In a report titled “Everyone Must Confess: Abuses against Children Suspected of IS Affiliation in Iraq”, HRW said that prosecutions were seldom based on real evidence and that many children were subjected to torture in forced confessions, reported Efe news.
“Children accused of affiliation with ISIS (another acronym for the IS) are being detained, and often tortured and prosecuted, regardless of their actual level of involvement with the group,” children’s rights advocacy director for HRW, Jo Becker, said.
“This sweeping, punitive approach is not justice, and will create lifelong negative consequences for many of these children,” Becker added.

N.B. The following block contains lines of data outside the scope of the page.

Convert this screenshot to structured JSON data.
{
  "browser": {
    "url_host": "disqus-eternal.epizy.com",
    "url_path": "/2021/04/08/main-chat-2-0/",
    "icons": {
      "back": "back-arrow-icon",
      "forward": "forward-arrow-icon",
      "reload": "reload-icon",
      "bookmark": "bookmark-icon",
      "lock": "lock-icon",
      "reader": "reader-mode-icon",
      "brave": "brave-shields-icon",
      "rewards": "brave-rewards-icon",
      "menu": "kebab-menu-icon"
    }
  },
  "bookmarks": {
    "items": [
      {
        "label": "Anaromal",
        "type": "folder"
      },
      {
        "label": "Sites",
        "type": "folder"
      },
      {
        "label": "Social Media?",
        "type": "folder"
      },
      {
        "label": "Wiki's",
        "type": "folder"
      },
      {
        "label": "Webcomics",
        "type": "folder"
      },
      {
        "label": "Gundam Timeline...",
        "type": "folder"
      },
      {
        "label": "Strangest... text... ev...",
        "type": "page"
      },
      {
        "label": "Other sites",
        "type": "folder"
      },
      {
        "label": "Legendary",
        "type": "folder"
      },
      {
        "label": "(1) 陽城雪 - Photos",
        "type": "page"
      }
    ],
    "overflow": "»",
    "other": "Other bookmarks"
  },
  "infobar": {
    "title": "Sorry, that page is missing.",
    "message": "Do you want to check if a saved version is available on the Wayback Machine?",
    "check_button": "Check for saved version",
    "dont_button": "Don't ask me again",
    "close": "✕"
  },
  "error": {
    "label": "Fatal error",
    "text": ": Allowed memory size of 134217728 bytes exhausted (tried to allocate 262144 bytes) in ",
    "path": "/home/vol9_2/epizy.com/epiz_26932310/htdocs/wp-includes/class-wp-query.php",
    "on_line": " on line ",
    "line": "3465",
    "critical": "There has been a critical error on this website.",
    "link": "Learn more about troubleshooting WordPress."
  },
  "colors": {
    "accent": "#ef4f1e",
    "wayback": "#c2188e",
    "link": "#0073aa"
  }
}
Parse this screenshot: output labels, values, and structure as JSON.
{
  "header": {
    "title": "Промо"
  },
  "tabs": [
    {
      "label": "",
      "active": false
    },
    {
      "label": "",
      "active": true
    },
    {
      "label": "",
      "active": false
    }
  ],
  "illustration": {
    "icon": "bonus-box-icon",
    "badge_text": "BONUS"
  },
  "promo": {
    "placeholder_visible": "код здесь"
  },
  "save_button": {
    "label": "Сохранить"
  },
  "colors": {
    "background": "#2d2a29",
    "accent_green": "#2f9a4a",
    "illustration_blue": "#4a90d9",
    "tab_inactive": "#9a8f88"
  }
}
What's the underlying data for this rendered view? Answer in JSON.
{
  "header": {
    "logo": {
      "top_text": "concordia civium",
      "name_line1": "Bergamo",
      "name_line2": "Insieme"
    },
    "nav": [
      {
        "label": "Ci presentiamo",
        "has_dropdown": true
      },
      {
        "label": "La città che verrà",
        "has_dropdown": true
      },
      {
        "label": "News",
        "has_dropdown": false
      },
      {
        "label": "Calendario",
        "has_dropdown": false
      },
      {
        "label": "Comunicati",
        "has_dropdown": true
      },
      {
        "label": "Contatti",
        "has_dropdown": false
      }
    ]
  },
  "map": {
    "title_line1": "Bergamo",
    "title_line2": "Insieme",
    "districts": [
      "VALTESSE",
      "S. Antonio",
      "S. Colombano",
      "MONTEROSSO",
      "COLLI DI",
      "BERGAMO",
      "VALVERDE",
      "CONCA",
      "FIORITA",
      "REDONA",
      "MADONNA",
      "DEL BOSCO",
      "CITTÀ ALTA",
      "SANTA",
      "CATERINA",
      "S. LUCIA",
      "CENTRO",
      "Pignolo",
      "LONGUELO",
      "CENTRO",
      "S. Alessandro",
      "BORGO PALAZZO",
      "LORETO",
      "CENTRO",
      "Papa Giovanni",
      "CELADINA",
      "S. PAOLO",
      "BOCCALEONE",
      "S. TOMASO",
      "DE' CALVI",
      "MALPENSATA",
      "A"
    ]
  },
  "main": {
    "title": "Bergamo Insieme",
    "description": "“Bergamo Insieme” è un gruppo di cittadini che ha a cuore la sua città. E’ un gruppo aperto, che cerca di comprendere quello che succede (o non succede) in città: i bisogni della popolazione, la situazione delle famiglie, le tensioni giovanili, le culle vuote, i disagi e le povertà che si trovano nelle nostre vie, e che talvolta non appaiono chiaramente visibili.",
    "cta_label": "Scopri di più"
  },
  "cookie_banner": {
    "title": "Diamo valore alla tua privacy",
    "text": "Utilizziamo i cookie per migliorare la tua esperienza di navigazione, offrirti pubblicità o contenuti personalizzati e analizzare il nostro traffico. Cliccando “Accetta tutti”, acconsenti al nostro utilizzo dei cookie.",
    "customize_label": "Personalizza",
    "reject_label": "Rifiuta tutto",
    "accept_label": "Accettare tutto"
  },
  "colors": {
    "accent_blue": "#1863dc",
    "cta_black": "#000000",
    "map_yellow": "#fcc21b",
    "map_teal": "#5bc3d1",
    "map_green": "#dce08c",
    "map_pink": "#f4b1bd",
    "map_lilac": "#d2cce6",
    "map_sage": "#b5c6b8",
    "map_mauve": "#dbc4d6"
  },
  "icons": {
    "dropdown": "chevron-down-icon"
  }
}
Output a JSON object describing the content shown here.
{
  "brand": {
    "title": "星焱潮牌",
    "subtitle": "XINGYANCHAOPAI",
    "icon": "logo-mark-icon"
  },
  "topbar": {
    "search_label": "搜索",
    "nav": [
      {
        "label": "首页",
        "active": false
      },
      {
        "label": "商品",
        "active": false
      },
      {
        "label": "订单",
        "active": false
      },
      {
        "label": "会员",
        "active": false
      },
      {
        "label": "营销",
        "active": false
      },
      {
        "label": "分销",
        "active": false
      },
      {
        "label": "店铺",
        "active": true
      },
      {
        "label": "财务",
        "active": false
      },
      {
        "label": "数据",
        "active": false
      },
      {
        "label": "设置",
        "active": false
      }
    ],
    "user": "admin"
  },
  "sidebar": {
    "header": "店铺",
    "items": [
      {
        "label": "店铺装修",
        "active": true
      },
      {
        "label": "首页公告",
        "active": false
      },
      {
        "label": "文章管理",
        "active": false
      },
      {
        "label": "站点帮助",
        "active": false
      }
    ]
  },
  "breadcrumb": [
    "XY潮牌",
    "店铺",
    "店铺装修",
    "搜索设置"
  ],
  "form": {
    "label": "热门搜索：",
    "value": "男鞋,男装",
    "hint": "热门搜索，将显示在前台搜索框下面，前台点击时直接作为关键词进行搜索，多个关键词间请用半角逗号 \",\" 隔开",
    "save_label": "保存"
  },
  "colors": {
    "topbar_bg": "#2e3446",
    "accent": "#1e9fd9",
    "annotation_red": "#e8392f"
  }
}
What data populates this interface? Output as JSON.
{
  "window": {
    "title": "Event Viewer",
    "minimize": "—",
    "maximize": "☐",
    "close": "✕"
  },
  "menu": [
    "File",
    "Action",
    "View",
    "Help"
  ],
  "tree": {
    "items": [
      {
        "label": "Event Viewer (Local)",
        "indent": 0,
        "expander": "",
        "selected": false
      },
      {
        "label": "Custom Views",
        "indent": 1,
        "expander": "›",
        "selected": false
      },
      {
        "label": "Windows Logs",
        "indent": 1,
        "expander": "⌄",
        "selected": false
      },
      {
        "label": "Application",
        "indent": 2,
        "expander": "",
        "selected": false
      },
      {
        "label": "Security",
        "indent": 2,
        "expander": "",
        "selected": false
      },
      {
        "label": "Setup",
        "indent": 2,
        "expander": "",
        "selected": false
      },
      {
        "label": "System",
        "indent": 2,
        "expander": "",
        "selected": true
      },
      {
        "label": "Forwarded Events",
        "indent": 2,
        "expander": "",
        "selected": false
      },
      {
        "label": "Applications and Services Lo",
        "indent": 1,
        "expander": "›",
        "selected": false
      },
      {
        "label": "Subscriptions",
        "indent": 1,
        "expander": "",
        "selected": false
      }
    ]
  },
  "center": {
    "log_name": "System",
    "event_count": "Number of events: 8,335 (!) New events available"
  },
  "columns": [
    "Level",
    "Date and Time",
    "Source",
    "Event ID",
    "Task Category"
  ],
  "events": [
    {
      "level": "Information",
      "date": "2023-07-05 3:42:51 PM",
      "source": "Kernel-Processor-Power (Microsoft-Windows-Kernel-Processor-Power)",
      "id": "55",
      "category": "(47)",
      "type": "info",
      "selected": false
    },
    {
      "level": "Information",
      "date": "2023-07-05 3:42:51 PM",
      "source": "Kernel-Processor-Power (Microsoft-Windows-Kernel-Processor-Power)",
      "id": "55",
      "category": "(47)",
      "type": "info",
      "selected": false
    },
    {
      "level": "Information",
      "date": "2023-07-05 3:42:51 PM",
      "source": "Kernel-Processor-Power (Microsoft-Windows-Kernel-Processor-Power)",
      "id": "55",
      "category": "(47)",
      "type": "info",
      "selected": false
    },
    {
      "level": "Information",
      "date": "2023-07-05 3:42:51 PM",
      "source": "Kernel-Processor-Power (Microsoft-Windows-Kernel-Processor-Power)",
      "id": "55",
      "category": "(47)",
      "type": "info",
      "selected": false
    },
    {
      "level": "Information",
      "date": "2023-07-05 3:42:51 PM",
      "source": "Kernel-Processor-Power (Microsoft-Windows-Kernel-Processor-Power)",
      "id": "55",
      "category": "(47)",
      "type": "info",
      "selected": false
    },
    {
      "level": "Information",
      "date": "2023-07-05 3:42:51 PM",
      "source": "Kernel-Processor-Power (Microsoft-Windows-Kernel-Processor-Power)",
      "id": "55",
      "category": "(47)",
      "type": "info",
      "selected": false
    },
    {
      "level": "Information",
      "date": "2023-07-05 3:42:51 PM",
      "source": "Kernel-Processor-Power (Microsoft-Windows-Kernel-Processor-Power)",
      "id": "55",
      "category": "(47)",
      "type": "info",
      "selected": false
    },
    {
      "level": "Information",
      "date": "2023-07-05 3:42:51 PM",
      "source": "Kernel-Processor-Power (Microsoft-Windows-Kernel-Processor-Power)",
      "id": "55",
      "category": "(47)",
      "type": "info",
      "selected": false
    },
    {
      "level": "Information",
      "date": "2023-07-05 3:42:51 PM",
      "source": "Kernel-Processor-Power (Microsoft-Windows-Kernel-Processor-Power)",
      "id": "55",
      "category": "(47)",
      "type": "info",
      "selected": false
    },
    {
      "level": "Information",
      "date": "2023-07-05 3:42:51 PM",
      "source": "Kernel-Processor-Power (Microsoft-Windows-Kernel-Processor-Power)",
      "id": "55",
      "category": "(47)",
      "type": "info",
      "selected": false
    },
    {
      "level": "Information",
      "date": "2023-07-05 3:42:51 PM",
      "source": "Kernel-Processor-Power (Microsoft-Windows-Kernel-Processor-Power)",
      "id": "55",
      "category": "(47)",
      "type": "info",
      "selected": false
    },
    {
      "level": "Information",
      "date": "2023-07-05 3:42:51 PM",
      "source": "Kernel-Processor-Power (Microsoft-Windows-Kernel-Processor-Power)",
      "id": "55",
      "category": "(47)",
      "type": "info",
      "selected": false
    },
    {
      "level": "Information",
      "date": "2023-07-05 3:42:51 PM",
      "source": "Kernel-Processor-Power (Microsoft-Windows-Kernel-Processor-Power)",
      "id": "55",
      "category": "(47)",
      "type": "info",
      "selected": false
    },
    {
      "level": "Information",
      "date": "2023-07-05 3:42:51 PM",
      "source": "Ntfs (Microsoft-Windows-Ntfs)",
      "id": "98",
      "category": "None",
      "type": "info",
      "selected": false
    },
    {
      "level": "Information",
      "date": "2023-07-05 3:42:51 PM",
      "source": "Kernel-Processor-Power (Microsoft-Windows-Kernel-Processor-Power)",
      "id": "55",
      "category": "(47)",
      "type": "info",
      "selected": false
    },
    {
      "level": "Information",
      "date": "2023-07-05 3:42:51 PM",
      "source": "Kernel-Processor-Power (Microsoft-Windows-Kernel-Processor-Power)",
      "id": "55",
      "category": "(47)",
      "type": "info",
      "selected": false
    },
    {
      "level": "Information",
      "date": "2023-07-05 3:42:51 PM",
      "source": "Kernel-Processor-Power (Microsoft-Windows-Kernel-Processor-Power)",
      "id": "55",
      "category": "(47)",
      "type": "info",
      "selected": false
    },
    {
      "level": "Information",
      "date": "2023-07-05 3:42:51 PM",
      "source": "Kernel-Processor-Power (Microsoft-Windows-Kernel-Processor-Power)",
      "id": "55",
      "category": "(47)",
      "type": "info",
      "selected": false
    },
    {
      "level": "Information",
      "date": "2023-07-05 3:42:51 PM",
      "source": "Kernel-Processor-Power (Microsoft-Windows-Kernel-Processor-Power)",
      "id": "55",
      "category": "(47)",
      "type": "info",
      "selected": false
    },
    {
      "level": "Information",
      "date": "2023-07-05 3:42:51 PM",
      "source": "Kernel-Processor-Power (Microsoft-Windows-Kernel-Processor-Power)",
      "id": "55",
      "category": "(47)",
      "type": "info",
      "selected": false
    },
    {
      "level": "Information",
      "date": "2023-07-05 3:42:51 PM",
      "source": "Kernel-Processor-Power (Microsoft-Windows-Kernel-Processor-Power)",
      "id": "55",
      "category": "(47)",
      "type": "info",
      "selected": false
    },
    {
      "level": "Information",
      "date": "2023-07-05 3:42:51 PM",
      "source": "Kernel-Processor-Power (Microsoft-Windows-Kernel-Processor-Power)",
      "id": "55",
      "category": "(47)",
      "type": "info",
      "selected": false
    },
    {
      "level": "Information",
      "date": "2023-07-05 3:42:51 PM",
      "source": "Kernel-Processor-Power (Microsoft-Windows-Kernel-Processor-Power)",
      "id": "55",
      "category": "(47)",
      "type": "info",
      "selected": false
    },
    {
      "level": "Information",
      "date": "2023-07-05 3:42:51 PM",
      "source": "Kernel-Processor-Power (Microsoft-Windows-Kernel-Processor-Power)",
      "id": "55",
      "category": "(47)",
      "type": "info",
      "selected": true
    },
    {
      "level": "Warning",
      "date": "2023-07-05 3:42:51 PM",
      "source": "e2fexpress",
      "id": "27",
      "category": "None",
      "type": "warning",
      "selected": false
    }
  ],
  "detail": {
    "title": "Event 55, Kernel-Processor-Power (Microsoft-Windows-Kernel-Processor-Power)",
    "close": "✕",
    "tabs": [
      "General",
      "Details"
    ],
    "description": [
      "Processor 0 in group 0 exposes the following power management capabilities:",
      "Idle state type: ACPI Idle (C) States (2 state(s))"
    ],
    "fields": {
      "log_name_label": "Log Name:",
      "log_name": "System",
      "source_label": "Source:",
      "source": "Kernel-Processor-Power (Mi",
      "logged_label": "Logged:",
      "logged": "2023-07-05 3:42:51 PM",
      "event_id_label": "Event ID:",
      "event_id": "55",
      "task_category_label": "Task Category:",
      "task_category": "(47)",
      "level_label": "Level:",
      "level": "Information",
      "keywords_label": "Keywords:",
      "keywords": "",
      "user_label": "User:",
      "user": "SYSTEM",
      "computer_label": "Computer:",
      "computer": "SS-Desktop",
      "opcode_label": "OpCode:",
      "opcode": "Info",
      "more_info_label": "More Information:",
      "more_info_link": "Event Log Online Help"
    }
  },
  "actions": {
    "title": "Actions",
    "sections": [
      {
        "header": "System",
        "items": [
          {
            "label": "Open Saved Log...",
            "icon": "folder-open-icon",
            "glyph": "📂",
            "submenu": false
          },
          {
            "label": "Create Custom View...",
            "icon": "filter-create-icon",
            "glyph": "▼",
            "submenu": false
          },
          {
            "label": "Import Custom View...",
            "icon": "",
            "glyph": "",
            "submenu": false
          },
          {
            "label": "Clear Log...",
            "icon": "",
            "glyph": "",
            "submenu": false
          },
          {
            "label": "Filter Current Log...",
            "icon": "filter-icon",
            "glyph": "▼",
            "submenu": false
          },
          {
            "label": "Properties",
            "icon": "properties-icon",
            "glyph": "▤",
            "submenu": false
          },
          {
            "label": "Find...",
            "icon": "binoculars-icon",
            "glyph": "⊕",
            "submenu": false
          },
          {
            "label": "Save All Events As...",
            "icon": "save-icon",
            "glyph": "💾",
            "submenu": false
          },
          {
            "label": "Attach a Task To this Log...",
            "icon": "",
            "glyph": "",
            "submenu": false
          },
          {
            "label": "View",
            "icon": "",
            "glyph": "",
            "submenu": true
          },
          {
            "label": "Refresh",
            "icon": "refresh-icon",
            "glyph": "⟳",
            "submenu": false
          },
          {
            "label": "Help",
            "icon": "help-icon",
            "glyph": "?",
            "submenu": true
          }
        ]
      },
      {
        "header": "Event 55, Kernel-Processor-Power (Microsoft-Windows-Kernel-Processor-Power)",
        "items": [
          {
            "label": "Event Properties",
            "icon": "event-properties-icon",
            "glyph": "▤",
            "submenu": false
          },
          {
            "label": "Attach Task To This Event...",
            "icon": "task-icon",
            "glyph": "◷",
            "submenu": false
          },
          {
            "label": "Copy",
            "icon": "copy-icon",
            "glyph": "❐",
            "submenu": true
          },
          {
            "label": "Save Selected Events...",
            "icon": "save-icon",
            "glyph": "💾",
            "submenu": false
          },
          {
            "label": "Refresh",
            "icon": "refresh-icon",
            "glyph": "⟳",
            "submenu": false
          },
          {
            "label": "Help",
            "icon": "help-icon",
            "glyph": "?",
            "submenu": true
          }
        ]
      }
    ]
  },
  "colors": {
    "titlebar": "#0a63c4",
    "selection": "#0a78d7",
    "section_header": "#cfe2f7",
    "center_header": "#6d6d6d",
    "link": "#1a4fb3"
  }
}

HRW said that international law treats children recruited by armed groups as victims in need of help and not as criminals.
“Children involved in armed conflicts are entitled to rehabilitation and reintegration, not torture and prison,” Becker said.
According to the Iraqi government, at least 185 foreign children have been charged with terror offences and sentenced to prison, while approximately 1,500 were being held.
The report also discussed the extent of psychological damage those children have been suffering, many of whom fear returning home as they think they might face revenge attacks for their alleged association with the Islamic State.
Children detained by the regional authorities said they feared re-arrest by federal forces if they return to territory controlled by Baghdad, the report said.
“Iraq and the KRG’s (Kurdistan Regional Government) harsh treatment of children looks more like blind vengeance than justice for ISIS crimes,” Becker explained.
HRW interviewed 29 teenagers who were previously detained, and quoted a 17-year-old boy who claimed they were tortured, saying: “You need to say you were with ISIS. Even if you were not, you need to say it.”
Another said that he was told he would receive further torture if he revoked his “forced” confession.
The human rights NGO called on the country’s authorities to modify its anti-terrorism laws “to end the detention and prosecution of children solely for ISIS membership, recognizing that international law prohibits the recruitment of children into armed groups”.
It urged them to “release all children who have not committed other crimes and ensure their rehabilitation and reintegration.”
In December 2017, Iraq’s former Prime Minister Haider al-Abadi announced the liberation of the last remaining Iraqi region under IS control located near the border with Syria.